----- Input material

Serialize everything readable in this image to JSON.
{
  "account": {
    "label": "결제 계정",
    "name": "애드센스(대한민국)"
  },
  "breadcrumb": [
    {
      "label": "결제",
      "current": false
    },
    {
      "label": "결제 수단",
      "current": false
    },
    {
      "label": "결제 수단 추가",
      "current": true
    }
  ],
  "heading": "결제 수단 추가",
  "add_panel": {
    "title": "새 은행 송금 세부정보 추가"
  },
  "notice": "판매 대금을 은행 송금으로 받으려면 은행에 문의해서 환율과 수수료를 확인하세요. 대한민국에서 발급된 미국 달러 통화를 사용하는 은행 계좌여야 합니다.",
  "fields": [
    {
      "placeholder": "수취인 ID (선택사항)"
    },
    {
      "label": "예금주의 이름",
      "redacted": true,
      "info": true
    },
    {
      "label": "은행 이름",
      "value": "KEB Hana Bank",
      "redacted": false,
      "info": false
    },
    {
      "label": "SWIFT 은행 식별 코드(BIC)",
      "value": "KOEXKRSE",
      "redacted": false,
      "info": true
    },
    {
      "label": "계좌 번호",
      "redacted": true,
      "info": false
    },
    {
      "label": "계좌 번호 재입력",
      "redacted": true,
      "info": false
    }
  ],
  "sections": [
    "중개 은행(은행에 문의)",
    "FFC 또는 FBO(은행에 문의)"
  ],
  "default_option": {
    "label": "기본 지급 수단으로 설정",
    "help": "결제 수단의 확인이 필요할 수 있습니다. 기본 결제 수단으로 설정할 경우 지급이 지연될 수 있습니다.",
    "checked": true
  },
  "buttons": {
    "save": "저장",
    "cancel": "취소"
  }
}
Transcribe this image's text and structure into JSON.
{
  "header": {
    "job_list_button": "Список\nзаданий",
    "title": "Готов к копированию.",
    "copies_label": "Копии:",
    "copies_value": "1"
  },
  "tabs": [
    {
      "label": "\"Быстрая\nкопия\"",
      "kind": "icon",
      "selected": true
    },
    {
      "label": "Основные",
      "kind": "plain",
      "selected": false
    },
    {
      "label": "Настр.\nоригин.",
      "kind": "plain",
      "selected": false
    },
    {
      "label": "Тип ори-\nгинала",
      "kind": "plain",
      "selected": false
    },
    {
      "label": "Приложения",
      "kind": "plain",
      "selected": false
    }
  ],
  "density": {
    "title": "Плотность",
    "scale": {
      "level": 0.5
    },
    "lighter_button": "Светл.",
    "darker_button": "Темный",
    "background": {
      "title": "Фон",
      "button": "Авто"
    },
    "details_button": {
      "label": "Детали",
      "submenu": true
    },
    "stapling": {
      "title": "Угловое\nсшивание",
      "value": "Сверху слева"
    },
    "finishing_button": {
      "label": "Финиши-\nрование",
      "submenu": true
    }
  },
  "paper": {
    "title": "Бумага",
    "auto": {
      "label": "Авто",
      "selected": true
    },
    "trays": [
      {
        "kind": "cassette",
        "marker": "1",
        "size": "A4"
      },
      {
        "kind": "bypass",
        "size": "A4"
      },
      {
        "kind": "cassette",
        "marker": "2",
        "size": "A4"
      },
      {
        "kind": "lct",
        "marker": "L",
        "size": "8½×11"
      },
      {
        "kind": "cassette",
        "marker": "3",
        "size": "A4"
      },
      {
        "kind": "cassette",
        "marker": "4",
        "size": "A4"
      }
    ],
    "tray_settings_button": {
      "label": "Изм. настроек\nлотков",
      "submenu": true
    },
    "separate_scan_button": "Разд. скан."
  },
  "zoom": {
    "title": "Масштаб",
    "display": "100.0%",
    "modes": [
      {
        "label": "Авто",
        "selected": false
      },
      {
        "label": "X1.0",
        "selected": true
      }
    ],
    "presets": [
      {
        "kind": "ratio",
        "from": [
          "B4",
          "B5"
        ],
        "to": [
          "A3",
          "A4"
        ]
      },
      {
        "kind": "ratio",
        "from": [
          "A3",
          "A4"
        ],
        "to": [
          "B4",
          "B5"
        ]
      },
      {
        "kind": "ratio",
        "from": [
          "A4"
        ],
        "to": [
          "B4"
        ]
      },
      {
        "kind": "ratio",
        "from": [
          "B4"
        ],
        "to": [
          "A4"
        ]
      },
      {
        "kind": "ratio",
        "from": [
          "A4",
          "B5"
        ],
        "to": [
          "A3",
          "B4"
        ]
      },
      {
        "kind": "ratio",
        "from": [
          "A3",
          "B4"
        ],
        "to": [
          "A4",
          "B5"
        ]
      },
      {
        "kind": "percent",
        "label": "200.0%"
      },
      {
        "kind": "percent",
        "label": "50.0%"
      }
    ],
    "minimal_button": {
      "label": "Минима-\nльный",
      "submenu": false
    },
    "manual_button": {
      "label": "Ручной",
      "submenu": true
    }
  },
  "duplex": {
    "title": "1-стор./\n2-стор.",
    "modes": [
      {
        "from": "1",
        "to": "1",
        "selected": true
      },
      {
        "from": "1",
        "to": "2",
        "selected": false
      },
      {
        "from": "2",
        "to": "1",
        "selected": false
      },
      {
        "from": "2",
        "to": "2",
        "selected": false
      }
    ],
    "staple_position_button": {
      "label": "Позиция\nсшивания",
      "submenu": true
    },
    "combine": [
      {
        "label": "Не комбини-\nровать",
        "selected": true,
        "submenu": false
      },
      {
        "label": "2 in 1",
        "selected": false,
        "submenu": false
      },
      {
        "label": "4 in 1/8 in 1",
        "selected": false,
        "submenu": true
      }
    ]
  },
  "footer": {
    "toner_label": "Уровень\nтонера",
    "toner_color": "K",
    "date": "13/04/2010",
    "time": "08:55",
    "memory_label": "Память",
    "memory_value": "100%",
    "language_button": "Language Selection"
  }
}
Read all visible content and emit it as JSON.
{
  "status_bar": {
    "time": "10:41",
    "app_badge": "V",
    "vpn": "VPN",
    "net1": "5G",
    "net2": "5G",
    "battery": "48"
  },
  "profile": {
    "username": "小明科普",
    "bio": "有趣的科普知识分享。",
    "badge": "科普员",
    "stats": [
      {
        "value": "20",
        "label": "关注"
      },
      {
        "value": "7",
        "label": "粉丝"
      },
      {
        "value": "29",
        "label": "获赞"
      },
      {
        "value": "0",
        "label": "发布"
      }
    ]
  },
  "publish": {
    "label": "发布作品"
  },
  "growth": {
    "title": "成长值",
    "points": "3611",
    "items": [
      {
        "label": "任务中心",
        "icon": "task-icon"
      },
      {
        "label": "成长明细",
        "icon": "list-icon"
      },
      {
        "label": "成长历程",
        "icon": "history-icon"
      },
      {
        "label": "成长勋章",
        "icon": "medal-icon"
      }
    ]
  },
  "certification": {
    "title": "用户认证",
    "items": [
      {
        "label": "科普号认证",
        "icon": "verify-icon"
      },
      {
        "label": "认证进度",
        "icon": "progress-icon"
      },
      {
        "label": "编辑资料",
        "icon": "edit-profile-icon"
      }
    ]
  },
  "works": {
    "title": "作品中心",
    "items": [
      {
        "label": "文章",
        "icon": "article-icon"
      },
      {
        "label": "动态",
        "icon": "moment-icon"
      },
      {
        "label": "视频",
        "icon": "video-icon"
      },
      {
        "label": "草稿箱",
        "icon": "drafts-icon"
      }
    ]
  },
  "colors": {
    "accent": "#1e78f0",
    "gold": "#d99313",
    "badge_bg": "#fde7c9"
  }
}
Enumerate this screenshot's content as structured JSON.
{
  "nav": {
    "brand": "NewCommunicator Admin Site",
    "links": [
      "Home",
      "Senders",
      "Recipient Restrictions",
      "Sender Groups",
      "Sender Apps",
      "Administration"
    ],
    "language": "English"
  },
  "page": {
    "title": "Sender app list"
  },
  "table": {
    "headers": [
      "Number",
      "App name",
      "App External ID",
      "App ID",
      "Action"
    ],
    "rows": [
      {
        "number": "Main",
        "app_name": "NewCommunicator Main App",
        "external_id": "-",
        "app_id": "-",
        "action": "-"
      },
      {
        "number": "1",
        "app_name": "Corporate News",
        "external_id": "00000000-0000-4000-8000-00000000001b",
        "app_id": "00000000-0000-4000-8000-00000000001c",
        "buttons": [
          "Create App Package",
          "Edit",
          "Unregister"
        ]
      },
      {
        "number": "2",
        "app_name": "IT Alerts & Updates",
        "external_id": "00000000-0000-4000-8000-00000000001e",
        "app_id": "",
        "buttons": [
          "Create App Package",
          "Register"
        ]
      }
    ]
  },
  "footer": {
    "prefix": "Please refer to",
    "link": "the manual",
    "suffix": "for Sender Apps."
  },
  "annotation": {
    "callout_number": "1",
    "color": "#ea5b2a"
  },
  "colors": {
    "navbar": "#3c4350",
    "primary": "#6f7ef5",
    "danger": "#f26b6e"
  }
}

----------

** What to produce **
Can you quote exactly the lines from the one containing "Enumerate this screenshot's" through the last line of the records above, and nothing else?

** Answer box **
Enumerate this screenshot's content as structured JSON.
{
  "nav": {
    "brand": "NewCommunicator Admin Site",
    "links": [
      "Home",
      "Senders",
      "Recipient Restrictions",
      "Sender Groups",
      "Sender Apps",
      "Administration"
    ],
    "language": "English"
  },
  "page": {
    "title": "Sender app list"
  },
  "table": {
    "headers": [
      "Number",
      "App name",
      "App External ID",
      "App ID",
      "Action"
    ],
    "rows": [
      {
        "number": "Main",
        "app_name": "NewCommunicator Main App",
        "external_id": "-",
        "app_id": "-",
        "action": "-"
      },
      {
        "number": "1",
        "app_name": "Corporate News",
        "external_id": "00000000-0000-4000-8000-00000000001b",
        "app_id": "00000000-0000-4000-8000-00000000001c",
        "buttons": [
          "Create App Package",
          "Edit",
          "Unregister"
        ]
      },
      {
        "number": "2",
        "app_name": "IT Alerts & Updates",
        "external_id": "00000000-0000-4000-8000-00000000001e",
        "app_id": "",
        "buttons": [
          "Create App Package",
          "Register"
        ]
      }
    ]
  },
  "footer": {
    "prefix": "Please refer to",
    "link": "the manual",
    "suffix": "for Sender Apps."
  },
  "annotation": {
    "callout_number": "1",
    "color": "#ea5b2a"
  },
  "colors": {
    "navbar": "#3c4350",
    "primary": "#6f7ef5",
    "danger": "#f26b6e"
  }
}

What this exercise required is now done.